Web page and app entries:

[Start of section]

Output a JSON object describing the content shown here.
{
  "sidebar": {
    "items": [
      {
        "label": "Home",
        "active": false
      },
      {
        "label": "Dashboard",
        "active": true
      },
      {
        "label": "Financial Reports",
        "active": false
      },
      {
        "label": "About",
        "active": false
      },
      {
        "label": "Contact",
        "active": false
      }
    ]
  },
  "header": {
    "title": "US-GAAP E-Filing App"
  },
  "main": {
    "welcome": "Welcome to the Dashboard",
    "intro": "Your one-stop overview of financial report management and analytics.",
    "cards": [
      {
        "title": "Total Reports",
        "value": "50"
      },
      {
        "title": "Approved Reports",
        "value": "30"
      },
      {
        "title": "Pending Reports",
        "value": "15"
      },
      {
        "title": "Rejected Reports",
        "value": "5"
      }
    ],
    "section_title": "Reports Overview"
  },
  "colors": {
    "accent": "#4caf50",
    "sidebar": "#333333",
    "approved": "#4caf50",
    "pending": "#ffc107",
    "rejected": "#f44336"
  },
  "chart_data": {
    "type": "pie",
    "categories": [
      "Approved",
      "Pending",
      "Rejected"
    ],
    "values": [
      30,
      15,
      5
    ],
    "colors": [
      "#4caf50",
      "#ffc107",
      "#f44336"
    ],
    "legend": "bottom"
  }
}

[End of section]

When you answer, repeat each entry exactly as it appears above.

■ EXPECTED OUTPUT ■
Output a JSON object describing the content shown here.
{
  "sidebar": {
    "items": [
      {
        "label": "Home",
        "active": false
      },
      {
        "label": "Dashboard",
        "active": true
      },
      {
        "label": "Financial Reports",
        "active": false
      },
      {
        "label": "About",
        "active": false
      },
      {
        "label": "Contact",
        "active": false
      }
    ]
  },
  "header": {
    "title": "US-GAAP E-Filing App"
  },
  "main": {
    "welcome": "Welcome to the Dashboard",
    "intro": "Your one-stop overview of financial report management and analytics.",
    "cards": [
      {
        "title": "Total Reports",
        "value": "50"
      },
      {
        "title": "Approved Reports",
        "value": "30"
      },
      {
        "title": "Pending Reports",
        "value": "15"
      },
      {
        "title": "Rejected Reports",
        "value": "5"
      }
    ],
    "section_title": "Reports Overview"
  },
  "colors": {
    "accent": "#4caf50",
    "sidebar": "#333333",
    "approved": "#4caf50",
    "pending": "#ffc107",
    "rejected": "#f44336"
  },
  "chart_data": {
    "type": "pie",
    "categories": [
      "Approved",
      "Pending",
      "Rejected"
    ],
    "values": [
      30,
      15,
      5
    ],
    "colors": [
      "#4caf50",
      "#ffc107",
      "#f44336"
    ],
    "legend": "bottom"
  }
}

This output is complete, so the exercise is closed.